■ **ACTIVITY**
Whatever lines the data contains, output all of them unchanged.

(Data about app and page elements)
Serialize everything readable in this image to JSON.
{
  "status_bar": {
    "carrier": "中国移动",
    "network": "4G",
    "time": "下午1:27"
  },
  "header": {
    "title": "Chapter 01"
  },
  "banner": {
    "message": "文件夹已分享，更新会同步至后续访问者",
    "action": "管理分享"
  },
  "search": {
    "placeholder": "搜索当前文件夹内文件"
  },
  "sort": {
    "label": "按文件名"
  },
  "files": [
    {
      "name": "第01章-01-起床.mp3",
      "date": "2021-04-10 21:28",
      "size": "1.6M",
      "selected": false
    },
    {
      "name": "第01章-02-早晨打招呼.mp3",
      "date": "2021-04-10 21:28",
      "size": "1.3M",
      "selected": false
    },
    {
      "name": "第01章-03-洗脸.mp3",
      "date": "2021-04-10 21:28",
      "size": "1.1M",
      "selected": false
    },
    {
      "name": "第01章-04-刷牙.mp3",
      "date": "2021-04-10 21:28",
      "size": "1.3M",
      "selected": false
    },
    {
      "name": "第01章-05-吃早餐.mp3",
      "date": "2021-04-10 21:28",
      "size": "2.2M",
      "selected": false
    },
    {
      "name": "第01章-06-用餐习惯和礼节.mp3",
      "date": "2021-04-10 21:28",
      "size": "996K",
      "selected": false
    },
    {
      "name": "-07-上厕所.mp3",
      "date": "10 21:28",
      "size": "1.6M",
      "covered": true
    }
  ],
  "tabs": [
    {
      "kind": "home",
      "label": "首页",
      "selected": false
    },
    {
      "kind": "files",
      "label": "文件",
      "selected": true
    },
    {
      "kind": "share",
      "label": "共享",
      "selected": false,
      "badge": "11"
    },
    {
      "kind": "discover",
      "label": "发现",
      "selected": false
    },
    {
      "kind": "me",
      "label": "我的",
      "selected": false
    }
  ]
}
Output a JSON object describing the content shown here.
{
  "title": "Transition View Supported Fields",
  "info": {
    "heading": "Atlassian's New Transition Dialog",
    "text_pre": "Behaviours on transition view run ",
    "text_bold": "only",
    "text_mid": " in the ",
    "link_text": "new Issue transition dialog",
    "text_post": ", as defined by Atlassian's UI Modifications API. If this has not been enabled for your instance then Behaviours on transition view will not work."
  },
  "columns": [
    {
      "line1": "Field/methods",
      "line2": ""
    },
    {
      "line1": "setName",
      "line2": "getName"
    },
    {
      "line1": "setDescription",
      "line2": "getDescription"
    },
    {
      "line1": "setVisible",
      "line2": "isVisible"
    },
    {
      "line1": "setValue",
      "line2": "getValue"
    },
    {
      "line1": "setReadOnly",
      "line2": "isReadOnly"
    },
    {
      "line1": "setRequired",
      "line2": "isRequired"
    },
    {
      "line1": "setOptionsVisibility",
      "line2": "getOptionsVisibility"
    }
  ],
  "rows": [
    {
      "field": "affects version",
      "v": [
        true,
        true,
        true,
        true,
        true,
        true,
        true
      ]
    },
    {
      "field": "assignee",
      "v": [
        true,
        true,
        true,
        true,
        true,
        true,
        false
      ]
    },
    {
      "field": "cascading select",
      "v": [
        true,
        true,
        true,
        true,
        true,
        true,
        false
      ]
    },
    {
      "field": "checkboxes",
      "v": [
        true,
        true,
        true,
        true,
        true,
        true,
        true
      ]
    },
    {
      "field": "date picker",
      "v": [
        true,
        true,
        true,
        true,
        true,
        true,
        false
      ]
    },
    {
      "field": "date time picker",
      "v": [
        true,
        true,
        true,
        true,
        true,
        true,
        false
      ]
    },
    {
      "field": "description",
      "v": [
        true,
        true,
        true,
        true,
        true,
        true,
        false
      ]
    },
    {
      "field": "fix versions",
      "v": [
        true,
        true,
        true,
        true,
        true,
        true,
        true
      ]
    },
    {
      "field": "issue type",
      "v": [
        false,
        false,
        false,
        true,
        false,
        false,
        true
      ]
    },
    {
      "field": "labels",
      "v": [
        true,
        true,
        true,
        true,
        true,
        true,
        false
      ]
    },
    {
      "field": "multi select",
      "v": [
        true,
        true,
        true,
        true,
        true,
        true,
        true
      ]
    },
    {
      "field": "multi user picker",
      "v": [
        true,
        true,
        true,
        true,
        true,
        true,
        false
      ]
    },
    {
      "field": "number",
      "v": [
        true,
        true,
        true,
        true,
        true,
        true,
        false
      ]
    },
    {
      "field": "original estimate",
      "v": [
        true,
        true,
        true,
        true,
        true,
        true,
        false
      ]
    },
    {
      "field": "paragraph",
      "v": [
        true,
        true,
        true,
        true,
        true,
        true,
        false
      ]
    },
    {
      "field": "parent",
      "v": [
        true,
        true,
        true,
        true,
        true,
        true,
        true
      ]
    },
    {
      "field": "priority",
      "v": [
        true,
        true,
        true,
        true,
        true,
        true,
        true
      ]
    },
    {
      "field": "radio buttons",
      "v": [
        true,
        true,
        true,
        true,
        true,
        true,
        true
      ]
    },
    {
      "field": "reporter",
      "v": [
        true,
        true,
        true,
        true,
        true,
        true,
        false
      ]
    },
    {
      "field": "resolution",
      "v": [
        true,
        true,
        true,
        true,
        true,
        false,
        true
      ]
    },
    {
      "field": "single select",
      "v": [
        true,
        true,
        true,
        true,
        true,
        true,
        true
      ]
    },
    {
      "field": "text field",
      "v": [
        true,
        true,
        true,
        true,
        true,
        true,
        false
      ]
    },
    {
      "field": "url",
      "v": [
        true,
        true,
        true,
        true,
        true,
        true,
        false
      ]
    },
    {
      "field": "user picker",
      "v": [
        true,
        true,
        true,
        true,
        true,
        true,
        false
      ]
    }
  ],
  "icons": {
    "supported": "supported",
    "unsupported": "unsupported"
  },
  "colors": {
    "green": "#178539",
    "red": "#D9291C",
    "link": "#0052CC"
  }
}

■ **EXERCISE OUTPUT**
Serialize everything readable in this image to JSON.
{
  "status_bar": {
    "carrier": "中国移动",
    "network": "4G",
    "time": "下午1:27"
  },
  "header": {
    "title": "Chapter 01"
  },
  "banner": {
    "message": "文件夹已分享，更新会同步至后续访问者",
    "action": "管理分享"
  },
  "search": {
    "placeholder": "搜索当前文件夹内文件"
  },
  "sort": {
    "label": "按文件名"
  },
  "files": [
    {
      "name": "第01章-01-起床.mp3",
      "date": "2021-04-10 21:28",
      "size": "1.6M",
      "selected": false
    },
    {
      "name": "第01章-02-早晨打招呼.mp3",
      "date": "2021-04-10 21:28",
      "size": "1.3M",
      "selected": false
    },
    {
      "name": "第01章-03-洗脸.mp3",
      "date": "2021-04-10 21:28",
      "size": "1.1M",
      "selected": false
    },
    {
      "name": "第01章-04-刷牙.mp3",
      "date": "2021-04-10 21:28",
      "size": "1.3M",
      "selected": false
    },
    {
      "name": "第01章-05-吃早餐.mp3",
      "date": "2021-04-10 21:28",
      "size": "2.2M",
      "selected": false
    },
    {
      "name": "第01章-06-用餐习惯和礼节.mp3",
      "date": "2021-04-10 21:28",
      "size": "996K",
      "selected": false
    },
    {
      "name": "-07-上厕所.mp3",
      "date": "10 21:28",
      "size": "1.6M",
      "covered": true
    }
  ],
  "tabs": [
    {
      "kind": "home",
      "label": "首页",
      "selected": false
    },
    {
      "kind": "files",
      "label": "文件",
      "selected": true
    },
    {
      "kind": "share",
      "label": "共享",
      "selected": false,
      "badge": "11"
    },
    {
      "kind": "discover",
      "label": "发现",
      "selected": false
    },
    {
      "kind": "me",
      "label": "我的",
      "selected": false
    }
  ]
}
Output a JSON object describing the content shown here.
{
  "title": "Transition View Supported Fields",
  "info": {
    "heading": "Atlassian's New Transition Dialog",
    "text_pre": "Behaviours on transition view run ",
    "text_bold": "only",
    "text_mid": " in the ",
    "link_text": "new Issue transition dialog",
    "text_post": ", as defined by Atlassian's UI Modifications API. If this has not been enabled for your instance then Behaviours on transition view will not work."
  },
  "columns": [
    {
      "line1": "Field/methods",
      "line2": ""
    },
    {
      "line1": "setName",
      "line2": "getName"
    },
    {
      "line1": "setDescription",
      "line2": "getDescription"
    },
    {
      "line1": "setVisible",
      "line2": "isVisible"
    },
    {
      "line1": "setValue",
      "line2": "getValue"
    },
    {
      "line1": "setReadOnly",
      "line2": "isReadOnly"
    },
    {
      "line1": "setRequired",
      "line2": "isRequired"
    },
    {
      "line1": "setOptionsVisibility",
      "line2": "getOptionsVisibility"
    }
  ],
  "rows": [
    {
      "field": "affects version",
      "v": [
        true,
        true,
        true,
        true,
        true,
        true,
        true
      ]
    },
    {
      "field": "assignee",
      "v": [
        true,
        true,
        true,
        true,
        true,
        true,
        false
      ]
    },
    {
      "field": "cascading select",
      "v": [
        true,
        true,
        true,
        true,
        true,
        true,
        false
      ]
    },
    {
      "field": "checkboxes",
      "v": [
        true,
        true,
        true,
        true,
        true,
        true,
        true
      ]
    },
    {
      "field": "date picker",
      "v": [
        true,
        true,
        true,
        true,
        true,
        true,
        false
      ]
    },
    {
      "field": "date time picker",
      "v": [
        true,
        true,
        true,
        true,
        true,
        true,
        false
      ]
    },
    {
      "field": "description",
      "v": [
        true,
        true,
        true,
        true,
        true,
        true,
        false
      ]
    },
    {
      "field": "fix versions",
      "v": [
        true,
        true,
        true,
        true,
        true,
        true,
        true
      ]
    },
    {
      "field": "issue type",
      "v": [
        false,
        false,
        false,
        true,
        false,
        false,
        true
      ]
    },
    {
      "field": "labels",
      "v": [
        true,
        true,
        true,
        true,
        true,
        true,
        false
      ]
    },
    {
      "field": "multi select",
      "v": [
        true,
        true,
        true,
        true,
        true,
        true,
        true
      ]
    },
    {
      "field": "multi user picker",
      "v": [
        true,
        true,
        true,
        true,
        true,
        true,
        false
      ]
    },
    {
      "field": "number",
      "v": [
        true,
        true,
        true,
        true,
        true,
        true,
        false
      ]
    },
    {
      "field": "original estimate",
      "v": [
        true,
        true,
        true,
        true,
        true,
        true,
        false
      ]
    },
    {
      "field": "paragraph",
      "v": [
        true,
        true,
        true,
        true,
        true,
        true,
        false
      ]
    },
    {
      "field": "parent",
      "v": [
        true,
        true,
        true,
        true,
        true,
        true,
        true
      ]
    },
    {
      "field": "priority",
      "v": [
        true,
        true,
        true,
        true,
        true,
        true,
        true
      ]
    },
    {
      "field": "radio buttons",
      "v": [
        true,
        true,
        true,
        true,
        true,
        true,
        true
      ]
    },
    {
      "field": "reporter",
      "v": [
        true,
        true,
        true,
        true,
        true,
        true,
        false
      ]
    },
    {
      "field": "resolution",
      "v": [
        true,
        true,
        true,
        true,
        true,
        false,
        true
      ]
    },
    {
      "field": "single select",
      "v": [
        true,
        true,
        true,
        true,
        true,
        true,
        true
      ]
    },
    {
      "field": "text field",
      "v": [
        true,
        true,
        true,
        true,
        true,
        true,
        false
      ]
    },
    {
      "field": "url",
      "v": [
        true,
        true,
        true,
        true,
        true,
        true,
        false
      ]
    },
    {
      "field": "user picker",
      "v": [
        true,
        true,
        true,
        true,
        true,
        true,
        false
      ]
    }
  ],
  "icons": {
    "supported": "supported",
    "unsupported": "unsupported"
  },
  "colors": {
    "green": "#178539",
    "red": "#D9291C",
    "link": "#0052CC"
  }
}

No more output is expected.